In order to optimize the technology and improve the experience we decided to rebuild it.

Now we have amazing news! We have been working hard on the next version of RealLife Global, which will be releasing in the next couple months (October 2016) as a mobile application for your smartphone.

Want to join us?

You can be one of the FIRST to use the new RealLife Global App. Just click the link below to sign up to be alerted once it is available for download!

Sign up to the New RealLife Global

We are excited to see you there!

Want to learn more? 

  • 5_ever says:

    One honestly cannot take this advice seriously with such an egregious and glaring error:
    “Will Speaking with Non-Natives Make My English Worst?”

    • RealLife says:

      Haha thanks for pointing that out. I think it strengthens the argument, though (natives make mistakes all the time).

  • betty huang says:

    Yea, I totally agree with you! We should learn English from native speaker, they know which is the natural and effective way to learn English ; we don’t have to find a native speaker to speak English, just find foreigners or English learners to speak. It also helps us get used to different accents 😉

    • RealLife says:

      Totally Betty! I’m so glad you agree. Keep up the good work ?

  • betty huang says:

    Yea, I totally agree with you! We should learn English from native speaker, they know which is the natural and effective way to learn English ; we don’t have to find a native speaker to speak English, just find foreigners or English learners to speak. It also helps us get used to different accents 😉

  • Roberson Oliveira says:

    This is great, I am a non-native speaker, but I do almost everything what was said at this article.
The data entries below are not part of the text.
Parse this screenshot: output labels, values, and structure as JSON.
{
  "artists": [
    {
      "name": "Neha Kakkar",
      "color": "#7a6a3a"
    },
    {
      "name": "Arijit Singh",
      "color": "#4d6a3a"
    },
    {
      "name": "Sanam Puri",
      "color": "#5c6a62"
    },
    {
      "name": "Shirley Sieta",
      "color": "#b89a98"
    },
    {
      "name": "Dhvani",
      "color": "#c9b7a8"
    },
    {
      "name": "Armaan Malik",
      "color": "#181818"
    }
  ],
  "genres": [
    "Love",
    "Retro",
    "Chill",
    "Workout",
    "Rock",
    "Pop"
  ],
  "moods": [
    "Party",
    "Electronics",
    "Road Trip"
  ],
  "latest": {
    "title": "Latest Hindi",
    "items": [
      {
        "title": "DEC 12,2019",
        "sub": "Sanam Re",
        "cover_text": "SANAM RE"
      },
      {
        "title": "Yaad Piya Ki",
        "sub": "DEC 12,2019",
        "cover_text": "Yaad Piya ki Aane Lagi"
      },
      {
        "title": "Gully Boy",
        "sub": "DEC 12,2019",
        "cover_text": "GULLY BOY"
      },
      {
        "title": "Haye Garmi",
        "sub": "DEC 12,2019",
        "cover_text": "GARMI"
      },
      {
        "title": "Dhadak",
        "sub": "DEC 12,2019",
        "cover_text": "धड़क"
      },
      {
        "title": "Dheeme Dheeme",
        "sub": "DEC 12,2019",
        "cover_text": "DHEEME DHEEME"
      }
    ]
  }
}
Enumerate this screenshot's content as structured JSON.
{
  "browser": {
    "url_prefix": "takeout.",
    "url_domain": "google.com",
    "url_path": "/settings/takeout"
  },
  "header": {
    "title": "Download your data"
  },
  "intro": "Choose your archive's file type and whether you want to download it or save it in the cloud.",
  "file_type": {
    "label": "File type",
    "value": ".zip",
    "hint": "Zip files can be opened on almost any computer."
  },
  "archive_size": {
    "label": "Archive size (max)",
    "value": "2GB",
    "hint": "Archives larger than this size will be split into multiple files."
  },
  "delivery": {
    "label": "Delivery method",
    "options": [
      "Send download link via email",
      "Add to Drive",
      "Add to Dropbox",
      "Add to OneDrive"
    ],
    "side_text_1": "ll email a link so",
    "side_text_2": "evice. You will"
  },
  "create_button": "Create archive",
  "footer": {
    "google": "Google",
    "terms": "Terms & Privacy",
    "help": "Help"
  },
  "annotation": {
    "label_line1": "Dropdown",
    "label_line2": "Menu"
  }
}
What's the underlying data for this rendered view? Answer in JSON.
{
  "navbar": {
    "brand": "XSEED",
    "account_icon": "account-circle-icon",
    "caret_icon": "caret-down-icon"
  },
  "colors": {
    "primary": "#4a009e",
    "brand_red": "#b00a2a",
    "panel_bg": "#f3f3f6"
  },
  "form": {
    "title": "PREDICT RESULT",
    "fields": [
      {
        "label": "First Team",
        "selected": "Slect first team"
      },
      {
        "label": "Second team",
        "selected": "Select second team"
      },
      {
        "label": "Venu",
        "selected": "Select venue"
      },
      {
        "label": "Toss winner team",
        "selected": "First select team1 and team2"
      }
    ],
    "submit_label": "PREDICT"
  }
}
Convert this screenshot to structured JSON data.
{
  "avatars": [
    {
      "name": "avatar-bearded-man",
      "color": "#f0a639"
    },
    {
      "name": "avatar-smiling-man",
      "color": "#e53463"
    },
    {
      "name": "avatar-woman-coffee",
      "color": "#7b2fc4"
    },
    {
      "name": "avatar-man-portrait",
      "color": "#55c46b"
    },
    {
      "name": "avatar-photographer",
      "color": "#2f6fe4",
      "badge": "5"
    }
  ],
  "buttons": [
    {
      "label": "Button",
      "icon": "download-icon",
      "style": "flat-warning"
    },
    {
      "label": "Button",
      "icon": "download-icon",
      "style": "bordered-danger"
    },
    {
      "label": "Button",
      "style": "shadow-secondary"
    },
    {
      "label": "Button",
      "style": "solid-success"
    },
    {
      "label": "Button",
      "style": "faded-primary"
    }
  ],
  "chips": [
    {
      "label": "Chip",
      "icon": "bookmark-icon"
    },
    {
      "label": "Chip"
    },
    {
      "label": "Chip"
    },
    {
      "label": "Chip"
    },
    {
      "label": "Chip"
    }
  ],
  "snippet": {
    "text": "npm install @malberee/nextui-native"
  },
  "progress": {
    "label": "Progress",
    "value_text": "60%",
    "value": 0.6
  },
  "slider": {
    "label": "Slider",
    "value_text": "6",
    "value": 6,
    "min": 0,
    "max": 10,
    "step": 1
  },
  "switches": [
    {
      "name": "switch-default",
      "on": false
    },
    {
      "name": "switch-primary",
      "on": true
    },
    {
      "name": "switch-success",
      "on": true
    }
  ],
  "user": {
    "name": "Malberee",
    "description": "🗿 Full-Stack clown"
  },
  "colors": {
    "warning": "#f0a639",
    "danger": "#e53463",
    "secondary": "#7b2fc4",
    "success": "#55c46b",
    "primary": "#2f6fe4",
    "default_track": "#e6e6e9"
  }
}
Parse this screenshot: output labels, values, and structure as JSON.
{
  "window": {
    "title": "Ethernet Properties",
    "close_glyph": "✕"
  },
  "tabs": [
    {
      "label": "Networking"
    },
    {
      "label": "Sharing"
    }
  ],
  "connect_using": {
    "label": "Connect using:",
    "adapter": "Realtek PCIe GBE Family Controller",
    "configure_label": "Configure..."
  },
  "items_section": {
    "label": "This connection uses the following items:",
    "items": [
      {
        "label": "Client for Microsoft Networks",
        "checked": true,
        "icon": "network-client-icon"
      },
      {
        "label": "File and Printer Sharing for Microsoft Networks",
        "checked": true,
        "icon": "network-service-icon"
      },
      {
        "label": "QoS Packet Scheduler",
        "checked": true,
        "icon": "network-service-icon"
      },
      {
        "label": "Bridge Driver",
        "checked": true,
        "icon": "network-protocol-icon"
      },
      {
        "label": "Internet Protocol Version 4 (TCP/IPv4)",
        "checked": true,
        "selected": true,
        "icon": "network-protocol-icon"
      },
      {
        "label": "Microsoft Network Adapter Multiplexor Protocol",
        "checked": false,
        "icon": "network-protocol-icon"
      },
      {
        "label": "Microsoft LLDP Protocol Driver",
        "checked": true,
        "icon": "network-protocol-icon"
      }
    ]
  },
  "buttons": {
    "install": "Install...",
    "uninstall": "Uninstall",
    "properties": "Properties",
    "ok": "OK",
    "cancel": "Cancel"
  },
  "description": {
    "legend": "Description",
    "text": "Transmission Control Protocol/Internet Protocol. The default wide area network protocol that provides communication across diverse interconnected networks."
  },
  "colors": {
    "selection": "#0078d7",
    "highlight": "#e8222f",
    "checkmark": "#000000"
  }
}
Now, since I get start to learn english, now I can notice that I have improved my english just listening, reading, talking to myself during the reding or even though reacording a video or audio.

    • Ethan says:

      Aww yea Roberson, you’re kicking ass man!

      • Roberson Oliveira says:

        Thanks Ethan.

  • Jussara says:

    I don’t believe that just speaking with natives is enough in order to get fluency. It demands a lot of hard work and study. On the other hand being in contact with natives helps to learn the nuances and rythm of the language.

    • Agnieszka from RealLife English says:

      We’re totally with you, Jussara 🙂